Allison Beckstrom knows well the first rule of magic: “When you use magic, it uses you back.” Every spell you cast or glyph you shape exacts a price from you, usually in some form of pain, be it a headache, a cramp, or a cold. In Allie’s case, she sometimes also loses pieces of her memory. The bigger the magic, the bigger the pain. Some magic users don’t want to pay that price, so they Offload it, put it on someone innocent in order to avoid the pain themselves. Then it’s up to people like Allie to bring them to justice, using a technique called Hounding.
With the help of magic Allie increases her five senses, allowing her to track the taste and smell of a particular spell or magic user. As a Hound she ends up in some very dangerous situations, but this is one woman who won’t let pain or peril stop her. Not only is she dedicated to preventing the misuse of magic, she’s also got something to prove, specifically to her CEO father, Daniel Beckstrom. As the inventor of the system that allows magic to be used like any other natural resource, her father has become a wealthy and powerful man. But he’s a man with seemingly no conscience, capable of Offloading spell prices onto others without blinking an eye, used to ordering Allie around and making her do what he wants.
This is book is very well set up. The magic system is interesting and unique, allowing us to imagine what the world would be like if we could turn magic on with a switch, the same way we turn on the lights in a room. Easily accessible, and free to use, at least in monetary costs. Tying magic to a price you must pay in pain leads to interesting moral dilemmas, such as how much pain are you willing to pay to use the spells you want? What if you could make someone else pay for you, whether they wanted to or not? These are old questions dressed up in a new package, and the results are very exciting.

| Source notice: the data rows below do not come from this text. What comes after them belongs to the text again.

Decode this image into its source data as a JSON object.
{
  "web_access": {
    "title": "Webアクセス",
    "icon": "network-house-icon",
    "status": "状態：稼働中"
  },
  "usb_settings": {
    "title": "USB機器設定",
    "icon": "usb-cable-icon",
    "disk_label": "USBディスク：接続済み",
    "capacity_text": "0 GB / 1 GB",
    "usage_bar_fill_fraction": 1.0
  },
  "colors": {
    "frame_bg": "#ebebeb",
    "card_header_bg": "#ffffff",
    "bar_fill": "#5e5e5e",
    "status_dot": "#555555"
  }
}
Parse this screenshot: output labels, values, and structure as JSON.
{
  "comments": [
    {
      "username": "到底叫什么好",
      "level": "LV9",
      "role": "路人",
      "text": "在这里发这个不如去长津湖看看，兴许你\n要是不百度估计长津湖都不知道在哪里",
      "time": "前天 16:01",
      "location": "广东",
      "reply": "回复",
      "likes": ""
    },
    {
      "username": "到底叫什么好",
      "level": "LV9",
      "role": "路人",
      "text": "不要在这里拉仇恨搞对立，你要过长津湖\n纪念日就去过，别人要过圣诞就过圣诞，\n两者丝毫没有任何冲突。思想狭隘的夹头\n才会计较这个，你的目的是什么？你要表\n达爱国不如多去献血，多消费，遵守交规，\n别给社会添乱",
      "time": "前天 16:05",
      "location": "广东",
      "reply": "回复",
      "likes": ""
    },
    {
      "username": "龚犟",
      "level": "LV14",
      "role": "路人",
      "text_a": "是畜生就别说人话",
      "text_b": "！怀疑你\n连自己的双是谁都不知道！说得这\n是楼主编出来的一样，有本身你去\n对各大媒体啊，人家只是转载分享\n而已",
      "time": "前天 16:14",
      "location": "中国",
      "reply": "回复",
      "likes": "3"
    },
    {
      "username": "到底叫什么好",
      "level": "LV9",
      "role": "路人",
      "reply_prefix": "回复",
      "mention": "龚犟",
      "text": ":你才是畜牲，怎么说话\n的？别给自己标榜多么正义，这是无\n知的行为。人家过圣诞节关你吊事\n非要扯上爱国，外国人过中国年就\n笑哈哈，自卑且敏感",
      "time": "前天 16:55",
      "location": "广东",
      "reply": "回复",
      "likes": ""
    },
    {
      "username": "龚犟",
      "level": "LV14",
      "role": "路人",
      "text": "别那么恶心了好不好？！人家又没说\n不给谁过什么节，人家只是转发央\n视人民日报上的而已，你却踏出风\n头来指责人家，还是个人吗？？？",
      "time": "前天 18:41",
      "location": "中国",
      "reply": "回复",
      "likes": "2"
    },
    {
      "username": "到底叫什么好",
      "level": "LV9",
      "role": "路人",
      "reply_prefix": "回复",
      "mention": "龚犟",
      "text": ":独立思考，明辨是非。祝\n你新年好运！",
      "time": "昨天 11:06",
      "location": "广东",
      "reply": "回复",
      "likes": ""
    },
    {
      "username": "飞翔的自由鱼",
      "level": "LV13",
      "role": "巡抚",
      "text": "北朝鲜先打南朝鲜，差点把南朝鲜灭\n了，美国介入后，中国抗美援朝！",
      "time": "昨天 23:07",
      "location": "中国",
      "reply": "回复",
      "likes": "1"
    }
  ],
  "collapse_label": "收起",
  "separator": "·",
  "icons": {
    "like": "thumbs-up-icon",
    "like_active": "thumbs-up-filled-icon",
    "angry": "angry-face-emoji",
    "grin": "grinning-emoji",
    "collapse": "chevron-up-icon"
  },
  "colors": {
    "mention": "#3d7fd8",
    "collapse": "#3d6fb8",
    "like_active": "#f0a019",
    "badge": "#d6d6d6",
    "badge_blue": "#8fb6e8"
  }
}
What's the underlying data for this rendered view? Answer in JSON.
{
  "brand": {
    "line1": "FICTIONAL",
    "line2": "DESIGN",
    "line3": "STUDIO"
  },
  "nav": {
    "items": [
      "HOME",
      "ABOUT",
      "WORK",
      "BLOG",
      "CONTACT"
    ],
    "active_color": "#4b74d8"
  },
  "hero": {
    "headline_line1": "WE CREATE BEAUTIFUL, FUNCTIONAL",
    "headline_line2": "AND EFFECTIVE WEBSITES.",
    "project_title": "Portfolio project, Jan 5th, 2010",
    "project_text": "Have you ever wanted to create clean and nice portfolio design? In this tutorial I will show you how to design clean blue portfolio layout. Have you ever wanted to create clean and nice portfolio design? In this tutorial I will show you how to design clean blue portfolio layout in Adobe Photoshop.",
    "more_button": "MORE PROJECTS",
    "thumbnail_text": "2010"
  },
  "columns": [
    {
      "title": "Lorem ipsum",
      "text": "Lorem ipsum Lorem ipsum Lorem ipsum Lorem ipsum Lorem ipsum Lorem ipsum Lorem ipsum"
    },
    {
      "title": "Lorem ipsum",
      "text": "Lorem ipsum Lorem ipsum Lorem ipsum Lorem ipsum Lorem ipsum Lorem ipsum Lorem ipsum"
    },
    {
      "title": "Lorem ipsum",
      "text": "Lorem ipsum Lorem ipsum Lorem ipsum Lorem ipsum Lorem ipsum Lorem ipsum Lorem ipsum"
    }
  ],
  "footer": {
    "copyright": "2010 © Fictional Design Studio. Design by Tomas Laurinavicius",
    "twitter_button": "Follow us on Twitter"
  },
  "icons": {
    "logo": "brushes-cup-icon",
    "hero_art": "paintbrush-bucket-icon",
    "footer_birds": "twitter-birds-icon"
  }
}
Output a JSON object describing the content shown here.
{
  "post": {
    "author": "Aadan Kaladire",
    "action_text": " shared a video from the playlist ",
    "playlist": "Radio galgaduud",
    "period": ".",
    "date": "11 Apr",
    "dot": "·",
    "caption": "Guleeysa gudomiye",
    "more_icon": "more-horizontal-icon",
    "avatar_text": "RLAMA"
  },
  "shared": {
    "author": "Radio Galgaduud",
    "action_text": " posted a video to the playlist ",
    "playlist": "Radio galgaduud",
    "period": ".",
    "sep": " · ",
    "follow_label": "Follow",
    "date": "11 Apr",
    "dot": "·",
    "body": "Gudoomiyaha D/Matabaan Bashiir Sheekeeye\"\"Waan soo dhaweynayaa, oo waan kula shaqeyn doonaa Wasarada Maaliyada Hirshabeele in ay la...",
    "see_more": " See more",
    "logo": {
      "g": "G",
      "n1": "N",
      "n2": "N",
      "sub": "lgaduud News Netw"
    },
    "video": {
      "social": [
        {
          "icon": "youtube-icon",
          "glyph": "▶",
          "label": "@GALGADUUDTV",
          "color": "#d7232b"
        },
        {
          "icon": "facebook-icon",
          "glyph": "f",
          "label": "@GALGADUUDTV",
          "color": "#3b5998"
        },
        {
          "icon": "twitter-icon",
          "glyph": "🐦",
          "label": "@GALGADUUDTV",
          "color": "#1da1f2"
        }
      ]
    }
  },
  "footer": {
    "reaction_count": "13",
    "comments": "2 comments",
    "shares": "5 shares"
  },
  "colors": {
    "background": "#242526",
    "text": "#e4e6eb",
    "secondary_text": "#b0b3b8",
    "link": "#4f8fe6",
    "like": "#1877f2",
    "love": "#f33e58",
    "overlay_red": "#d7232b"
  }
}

Allie Beckstrom is a young woman with some issues. She’s got daddy issues, and poor little rich girl issues and love life issues. On top of all that, she has to keep a journal just in case magic makes her pay part of her memories. But her sheer determination to do things her own way and in her own time makes her a compelling character. Allie is not a physical fighter; she must use her knowledge of magic and her deductive skills to solve the cases she takes on. Of course, there still manages to be lots of action scenes in this book.
The rest of the characters are fascinating in their own right. When she meets a man named Zayvion Jones, Allie first thinks she cannot trust him. But as he goes out of his way to help her over and over, he starts developing as a character and as something more for Allie. He’s also a character of color, although which non-white nationality he comes from isn’t explicitly stated. Allie’s best friend Nora is also a complex woman. She chooses to live away from magic, out in the country where the power systems for magic haven’t reached yet. She and Allie are closer than sisters in some ways, and she’s a constant steadying force in Allie’s life.
Overall, this book honestly kicks ass. Magic to the Bone has a unique system of magic, an interesting and sometimes very flawed heroine, and a great cast of supporting characters. Devon Monk has done a great job of making herself stand out in the extremely popular Urban Fantasy genre. If you like smart, funny, and dangerous heroines, read this book. I’m very much interested to see how Allison Beckstrom will develop as the series progresses.